Our drivers Dan and Derek demanded a coffee shop stop when we arrived at Arthurs Pass Village. Of course the rest of us had to comply since they were VIP’s. Dan ordered a meat pie with his coffee. I ignorantly implied that was his lunch. Wow! In mock outrage he swore that he would have me slaving around the hut for making such a comment.

We turned off to the right, just past Jacksons pub where the sign pointed to Lake Brunner. After driving about 6 km, we crossed Camp Creek Bridge and turned into the car-park. We were on the track before noon. Although the track has been recently cut by DoC, there were still some rough edges and hanging branches so our leader thought to make his contribution, snipping with his heavy duty secateurs all the way up to the hut.

Camp Creek runs quite rapidly and is deep in places. Twenty minutes from the car park we dipped into the ice-cold water, the deeper part of the water being up to my middle thigh. We leaped over a few big boulders, and pulled ourselves up the banks. Around a corner we stepped up onto some stone steps and a very delightful surprise come into sight - a very welcoming rustic looking but extremely well made letter box complete with a receptacle for a milk bottle! Made by stacking up stone and a few old logs, it indicated that our destination would soon be sighted. I have to salute the creator of this incongruous structure which added humour and light to our journey.

A very fresh, newly-painted white Lockwood building resides in the valley and when we arrived we could still glimpse the last of the setting sun. The hut has been taken over from Landcare by DoC and they’ve done a bit of refurbishing. There is a steel bath near the hut. I was quite intrigued that DoC had not just preserved the bath but even improved it by installing a running tap, chimney and a space underneath for a fire to heat up the water - with an underground chimney, no-less. The hut has 6 bunks in two rows.

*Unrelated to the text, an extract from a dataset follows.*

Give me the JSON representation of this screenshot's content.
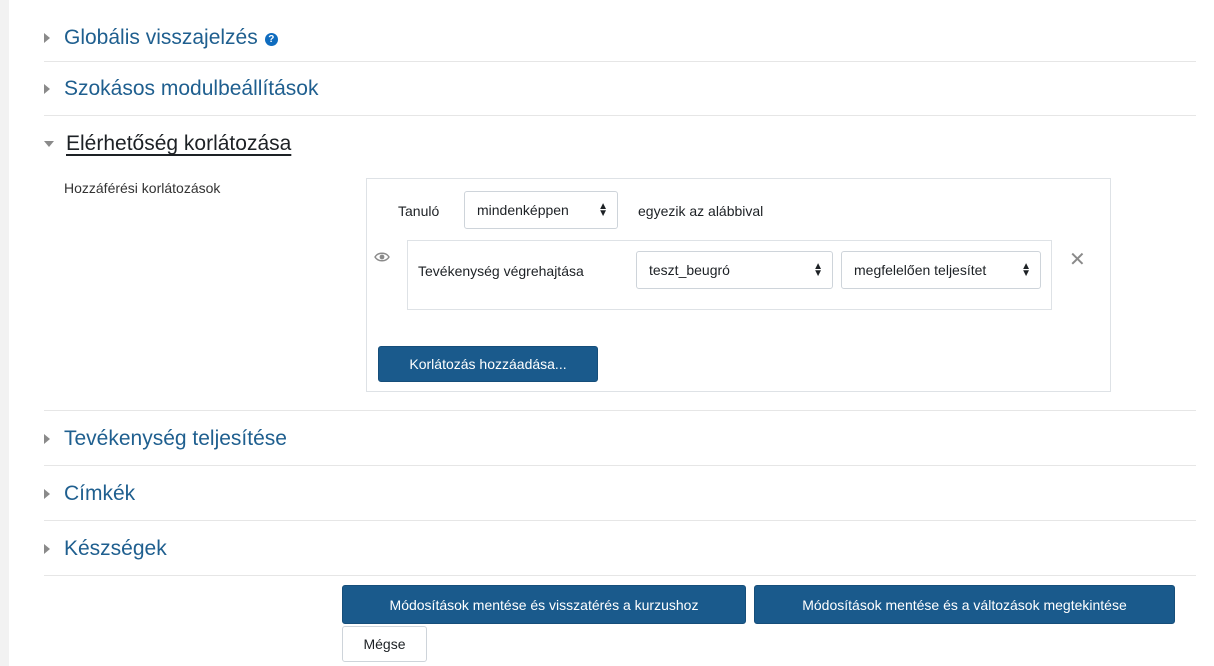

It was 3:20 when we arrived at the hut and the cold and shadows were creeping in. Although it was a fine day, inside the forest, under the thick canopy it was quite damp and dark. Derek diligently went around the hut gathering more fire wood to add to the wood shed, and sawed and stacked some big logs. When it came to lighting the fire Geoff wasted no time. He had even gone to the extent of carrying a big bag of coal just for the purpose of firing up the bath. His pack weighed 22kg, and I had a go at carrying it, but could hardly straighten my back, let alone walk.

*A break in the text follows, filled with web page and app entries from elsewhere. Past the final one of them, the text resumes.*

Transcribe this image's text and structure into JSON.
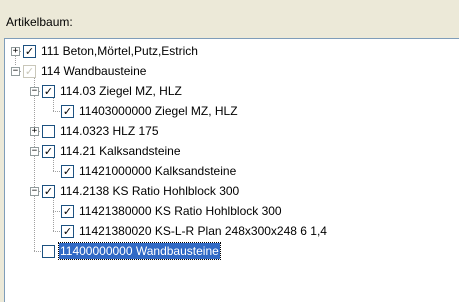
{
  "panel": {
    "title": "Artikelbaum:"
  },
  "tree": {
    "nodes": [
      {
        "label": "111 Beton,Mörtel,Putz,Estrich",
        "checked": true,
        "expander": "+",
        "level": 0
      },
      {
        "label": "114 Wandbausteine",
        "checked": true,
        "disabled": true,
        "expander": "−",
        "level": 0
      },
      {
        "label": "114.03 Ziegel MZ, HLZ",
        "checked": true,
        "expander": "−",
        "level": 1
      },
      {
        "label": "11403000000 Ziegel MZ, HLZ",
        "checked": true,
        "expander": "",
        "level": 2
      },
      {
        "label": "114.0323 HLZ 175",
        "checked": false,
        "expander": "+",
        "level": 1
      },
      {
        "label": "114.21 Kalksandsteine",
        "checked": true,
        "expander": "−",
        "level": 1
      },
      {
        "label": "11421000000 Kalksandsteine",
        "checked": true,
        "expander": "",
        "level": 2
      },
      {
        "label": "114.2138 KS Ratio Hohlblock 300",
        "checked": true,
        "expander": "−",
        "level": 1
      },
      {
        "label": "11421380000 KS Ratio Hohlblock 300",
        "checked": true,
        "expander": "",
        "level": 2
      },
      {
        "label": "11421380020 KS-L-R Plan 248x300x248   6  1,4",
        "checked": true,
        "expander": "",
        "level": 2
      },
      {
        "label": "11400000000 Wandbausteine",
        "checked": false,
        "expander": "",
        "level": 1,
        "selected": true
      }
    ]
  }
}
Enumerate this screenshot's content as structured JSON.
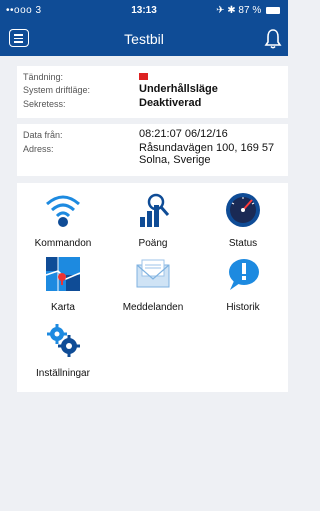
{
  "status_bar": {
    "signal": "••ooo 3",
    "time": "13:13",
    "battery": "87 %"
  },
  "nav": {
    "title": "Testbil"
  },
  "info": {
    "ignition_label": "Tändning:",
    "mode_label": "System driftläge:",
    "mode_value": "Underhållsläge",
    "privacy_label": "Sekretess:",
    "privacy_value": "Deaktiverad"
  },
  "location": {
    "data_from_label": "Data från:",
    "data_from_value": "08:21:07 06/12/16",
    "address_label": "Adress:",
    "address_line1": "Råsundavägen 100, 169 57",
    "address_line2": "Solna, Sverige"
  },
  "menu": {
    "items": [
      {
        "label": "Kommandon",
        "icon": "wifi-icon"
      },
      {
        "label": "Poäng",
        "icon": "score-icon"
      },
      {
        "label": "Status",
        "icon": "gauge-icon"
      },
      {
        "label": "Karta",
        "icon": "map-icon"
      },
      {
        "label": "Meddelanden",
        "icon": "envelope-icon"
      },
      {
        "label": "Historik",
        "icon": "speech-bubble-icon"
      },
      {
        "label": "Inställningar",
        "icon": "gears-icon"
      }
    ]
  },
  "colors": {
    "bar": "#0f4c96",
    "accent": "#1d8ae0",
    "alert": "#d22"
  }
}
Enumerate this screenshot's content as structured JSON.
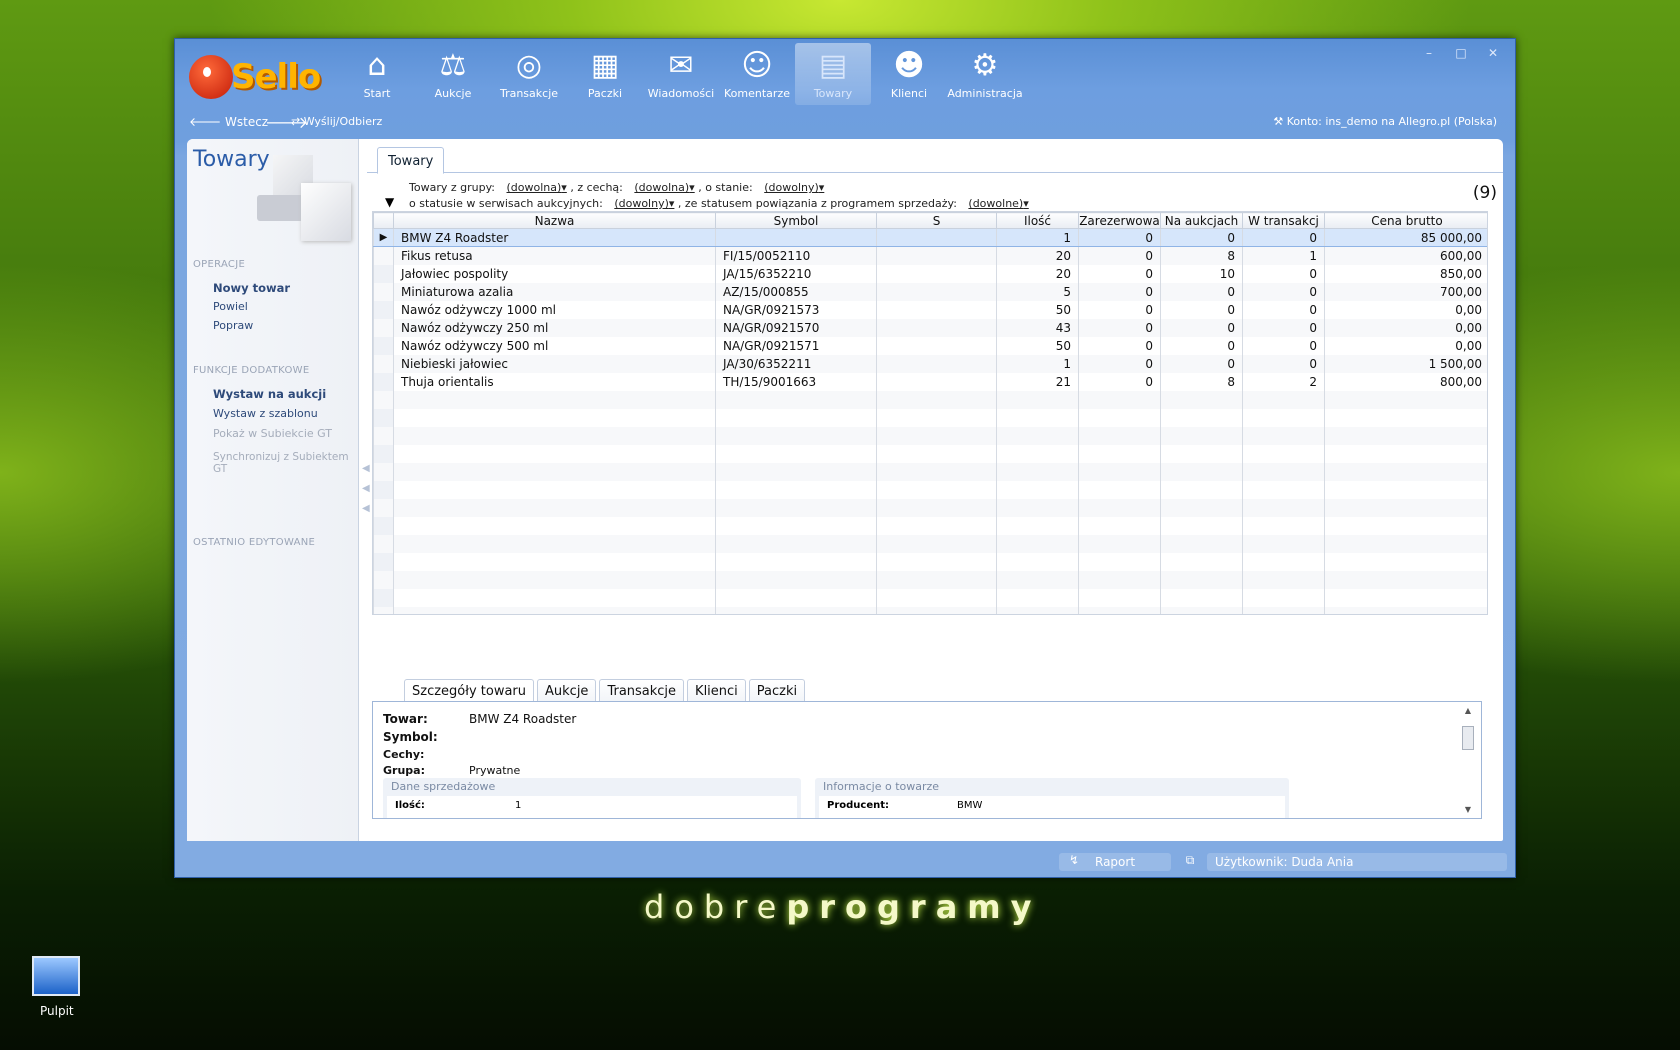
{
  "app": {
    "logo_text": "Sello",
    "window_controls": [
      "–",
      "□",
      "✕"
    ]
  },
  "nav": [
    {
      "label": "Start",
      "icon": "home-icon",
      "glyph": "⌂"
    },
    {
      "label": "Aukcje",
      "icon": "gavel-icon",
      "glyph": "⚖"
    },
    {
      "label": "Transakcje",
      "icon": "transaction-icon",
      "glyph": "◎"
    },
    {
      "label": "Paczki",
      "icon": "package-icon",
      "glyph": "▦"
    },
    {
      "label": "Wiadomości",
      "icon": "messages-icon",
      "glyph": "✉"
    },
    {
      "label": "Komentarze",
      "icon": "comments-icon",
      "glyph": "☺"
    },
    {
      "label": "Towary",
      "icon": "goods-icon",
      "glyph": "▤"
    },
    {
      "label": "Klienci",
      "icon": "clients-icon",
      "glyph": "☻"
    },
    {
      "label": "Administracja",
      "icon": "admin-icon",
      "glyph": "⚙"
    }
  ],
  "toolbar": {
    "back": "Wstecz",
    "send": "Wyślij/Odbierz",
    "account": "Konto: ins_demo na Allegro.pl (Polska)"
  },
  "left": {
    "title": "Towary",
    "sections": [
      {
        "header": "OPERACJE",
        "items": [
          "Nowy towar",
          "Powiel",
          "Popraw"
        ]
      },
      {
        "header": "FUNKCJE DODATKOWE",
        "items": [
          "Wystaw na aukcji",
          "Wystaw z szablonu",
          "Pokaż w Subiekcie GT",
          "Synchronizuj z Subiektem GT"
        ]
      },
      {
        "header": "OSTATNIO EDYTOWANE",
        "items": []
      }
    ]
  },
  "main": {
    "tab": "Towary",
    "count": "(9)",
    "filter": {
      "group_label": "Towary z grupy:",
      "group_value": "(dowolna)",
      "feature_label": ", z cechą:",
      "feature_value": "(dowolna)",
      "state_label": ", o stanie:",
      "state_value": "(dowolny)",
      "auction_label": "o statusie w serwisach aukcyjnych:",
      "auction_value": "(dowolny)",
      "link_label": ", ze statusem powiązania z programem sprzedaży:",
      "link_value": "(dowolne)"
    },
    "columns": [
      "Nazwa",
      "Symbol",
      "S",
      "Ilość",
      "Zarezerwowa",
      "Na aukcjach",
      "W transakcj",
      "Cena brutto"
    ],
    "rows": [
      [
        "BMW Z4 Roadster",
        "",
        "",
        "1",
        "0",
        "0",
        "0",
        "85 000,00"
      ],
      [
        "Fikus retusa",
        "FI/15/0052110",
        "",
        "20",
        "0",
        "8",
        "1",
        "600,00"
      ],
      [
        "Jałowiec pospolity",
        "JA/15/6352210",
        "",
        "20",
        "0",
        "10",
        "0",
        "850,00"
      ],
      [
        "Miniaturowa azalia",
        "AZ/15/000855",
        "",
        "5",
        "0",
        "0",
        "0",
        "700,00"
      ],
      [
        "Nawóz odżywczy 1000 ml",
        "NA/GR/0921573",
        "",
        "50",
        "0",
        "0",
        "0",
        "0,00"
      ],
      [
        "Nawóz odżywczy 250 ml",
        "NA/GR/0921570",
        "",
        "43",
        "0",
        "0",
        "0",
        "0,00"
      ],
      [
        "Nawóz odżywczy 500 ml",
        "NA/GR/0921571",
        "",
        "50",
        "0",
        "0",
        "0",
        "0,00"
      ],
      [
        "Niebieski jałowiec",
        "JA/30/6352211",
        "",
        "1",
        "0",
        "0",
        "0",
        "1 500,00"
      ],
      [
        "Thuja orientalis",
        "TH/15/9001663",
        "",
        "21",
        "0",
        "8",
        "2",
        "800,00"
      ]
    ]
  },
  "bottom_tabs": [
    "Szczegóły towaru",
    "Aukcje",
    "Transakcje",
    "Klienci",
    "Paczki"
  ],
  "details": {
    "towar_label": "Towar:",
    "towar_value": "BMW Z4 Roadster",
    "symbol_label": "Symbol:",
    "symbol_value": "",
    "cechy_label": "Cechy:",
    "cechy_value": "",
    "grupa_label": "Grupa:",
    "grupa_value": "Prywatne",
    "sales_header": "Dane sprzedażowe",
    "sales_qty_label": "Ilość:",
    "sales_qty_value": "1",
    "info_header": "Informacje o towarze",
    "producer_label": "Producent:",
    "producer_value": "BMW"
  },
  "status": {
    "report": "Raport",
    "user": "Użytkownik: Duda Ania"
  },
  "desktop": {
    "brand_light": "dobre",
    "brand_bold": "programy",
    "icon_label": "Pulpit"
  }
}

Since I was idling around, I proposed that I redo Aarn’s portrait - an unfinished art-work from a few years ago on the Garden of Eden trip. I got out my torch to supplement the fading light, and successfully finished the “masterpiece”. I tried to refrain from feeding the log burner because on previous trips I have been unjustly accused by Kevin many times of being a pyromaniac. In fact Geoff is also obsessed with fire but denies any such fixation. Dan became my next portraiture victim and had to sit dead still by candle light. I used some artistic licence to give him a Roman hero look, hoping he would say he resembled Julius Caesar, but instead he claimed to look more like Brutus the villain. Beauty is indeed in the eye of the beholder.

Our leader could hardly wait to dive into the bath as soon as the water had warmed up. He was the first and also the last to remain for hours. He also reported hearing a kiwi calling in the distance. What an amazing experience to have a bath in the open wilderness. Lying down and gazing blissfully at the universe.

The hut as it was in 2011, bath-tub chimney in foreground

Rain came in the middle of the night, pounding down on the roof. The noise resonated with my fellow trampers’ sleeping sound. It eased to showers in the morning. We had a good sleep-in and lazed around the hut for hours before setting off on the way out. The rain made the track quite slippery, and luckily the river level had not risen much, and we could still cross with ease.

We stopped at Otira Hotel for a very early afternoon tea. The place has very interesting historic pictures and artefacts. Time seems to have stood still there, it felt like we were still back in the 50s or 60s. As we walked in, there were a few people sitting around, all focussed on a big screen TV. We stood waiting for a few minutes before a woman reluctantly looked away from the box and distractedly dragged herself off the couch towards the counter. Nevertheless the big open-fire warmly welcomed us and defrosted our still frozen toes.

Thank you to our leader Geoff, for a well-organised and a fantastic trip! The magnificent six were:

Geoff Spearpoint, Aarn Tate, Dan Pryce, Derek Gane, Kevin Hughes and Yvette So. (YS)